I am relatively new to mathematics, but in the span of a few months, I have knocked out an informal proof/logic book (Solow), an abstract algebra book (Pinter), and am now reading through a real analysis book (Tao). I have developed the mechanical habits of how/when to write a particular styled proof...e.g. getting a sense of when proof by contradiction is easier...a growing familiarity with using contrapositives...etc. However, it occurred to me after posing this question here (When is proving the truth of a biconditional statement "the same" as proving that two propositions are logically equivalent?), that I still have no clue what exactly I am really doing when constructing a formal proof.
I think my major issue is that I am conflating the toolkit (and terminology) used in propositional logic with the toolkit (and terminology) used in predicate logic. The issue that I am having is differentiating between logical equivalency and logical entailment. When I am asked to prove some claim, for example, "If $A\subseteq B$, then $A \cup C \subseteq B \cup C$", then I have proven the statement if/when I show that the truth of the antecedent can be used to produce the truth of the consequent. This, I believe, is the premise of logical entailment.
However, let's say that I was having difficulties finding a direct proof of this. So, noting the logical equivalency between implication and contrapositive, I used a contrapositive-styled proof to demonstrate that I can use the negation of the consequent to produce the negation of the antecedent. ...Basically, it seems as though I am using logical equivalency and carry out a logical entailment.

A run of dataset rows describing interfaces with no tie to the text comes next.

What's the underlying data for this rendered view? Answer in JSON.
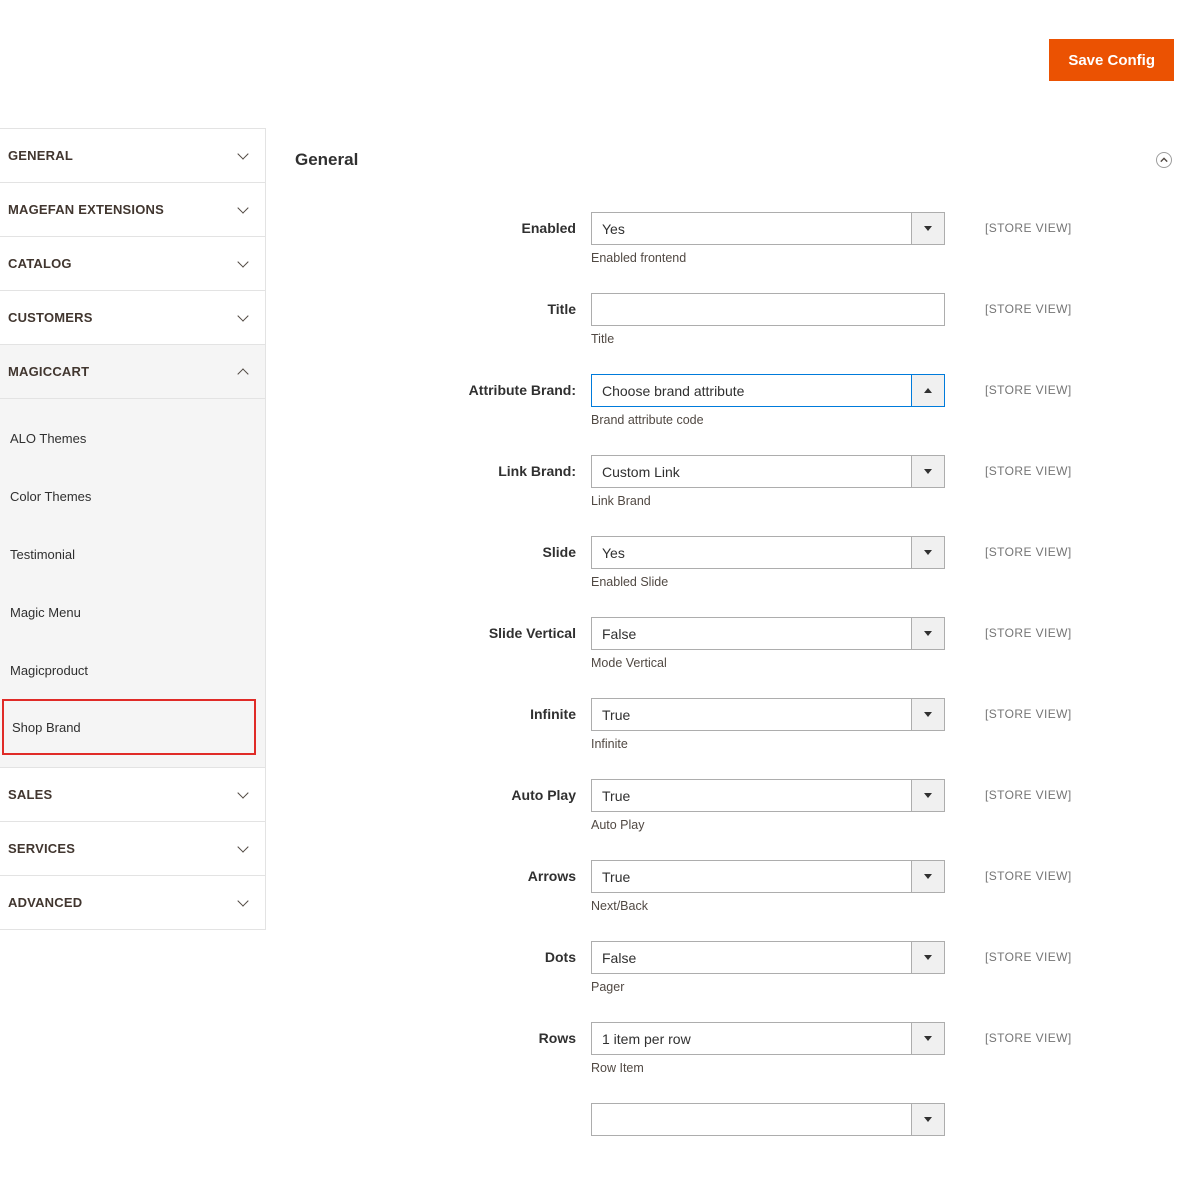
{
  "header": {
    "save_button_label": "Save Config"
  },
  "sidebar": {
    "sections": [
      {
        "label": "GENERAL",
        "expanded": false
      },
      {
        "label": "MAGEFAN EXTENSIONS",
        "expanded": false
      },
      {
        "label": "CATALOG",
        "expanded": false
      },
      {
        "label": "CUSTOMERS",
        "expanded": false
      },
      {
        "label": "MAGICCART",
        "expanded": true,
        "items": [
          {
            "label": "ALO Themes",
            "selected": false
          },
          {
            "label": "Color Themes",
            "selected": false
          },
          {
            "label": "Testimonial",
            "selected": false
          },
          {
            "label": "Magic Menu",
            "selected": false
          },
          {
            "label": "Magicproduct",
            "selected": false
          },
          {
            "label": "Shop Brand",
            "selected": true
          }
        ]
      },
      {
        "label": "SALES",
        "expanded": false
      },
      {
        "label": "SERVICES",
        "expanded": false
      },
      {
        "label": "ADVANCED",
        "expanded": false
      }
    ]
  },
  "main": {
    "section_title": "General",
    "fields": [
      {
        "label": "Enabled",
        "type": "select",
        "value": "Yes",
        "comment": "Enabled frontend",
        "scope": "[STORE VIEW]",
        "focused": false,
        "open": false
      },
      {
        "label": "Title",
        "type": "text",
        "value": "",
        "comment": "Title",
        "scope": "[STORE VIEW]",
        "focused": false,
        "open": false
      },
      {
        "label": "Attribute Brand:",
        "type": "select",
        "value": "Choose brand attribute",
        "comment": "Brand attribute code",
        "scope": "[STORE VIEW]",
        "focused": true,
        "open": true
      },
      {
        "label": "Link Brand:",
        "type": "select",
        "value": "Custom Link",
        "comment": "Link Brand",
        "scope": "[STORE VIEW]",
        "focused": false,
        "open": false
      },
      {
        "label": "Slide",
        "type": "select",
        "value": "Yes",
        "comment": "Enabled Slide",
        "scope": "[STORE VIEW]",
        "focused": false,
        "open": false
      },
      {
        "label": "Slide Vertical",
        "type": "select",
        "value": "False",
        "comment": "Mode Vertical",
        "scope": "[STORE VIEW]",
        "focused": false,
        "open": false
      },
      {
        "label": "Infinite",
        "type": "select",
        "value": "True",
        "comment": "Infinite",
        "scope": "[STORE VIEW]",
        "focused": false,
        "open": false
      },
      {
        "label": "Auto Play",
        "type": "select",
        "value": "True",
        "comment": "Auto Play",
        "scope": "[STORE VIEW]",
        "focused": false,
        "open": false
      },
      {
        "label": "Arrows",
        "type": "select",
        "value": "True",
        "comment": "Next/Back",
        "scope": "[STORE VIEW]",
        "focused": false,
        "open": false
      },
      {
        "label": "Dots",
        "type": "select",
        "value": "False",
        "comment": "Pager",
        "scope": "[STORE VIEW]",
        "focused": false,
        "open": false
      },
      {
        "label": "Rows",
        "type": "select",
        "value": "1 item per row",
        "comment": "Row Item",
        "scope": "[STORE VIEW]",
        "focused": false,
        "open": false
      },
      {
        "label": "",
        "type": "select",
        "value": "",
        "comment": "",
        "scope": "",
        "focused": false,
        "open": false,
        "partial": true
      }
    ]
  },
  "icons": {
    "section_chevron_collapsed": "chevron-down",
    "section_chevron_expanded": "chevron-up",
    "panel_collapse": "chevron-up-circle",
    "select_caret_closed": "caret-down",
    "select_caret_open": "caret-up"
  },
  "colors": {
    "accent": "#eb5202",
    "focus_border": "#007bdb",
    "selected_outline": "#e02b27",
    "row_border": "#e3e3e3",
    "input_border": "#adadad"
  }
}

This issue is exacerbated when I am asked in a predicate logic setting to prove that two statements are logically equivalent. In this context, I believe "logical equivalence" is better described as "reciprocal logical entailment", but I am not positive. Any help would be greatly appreciated!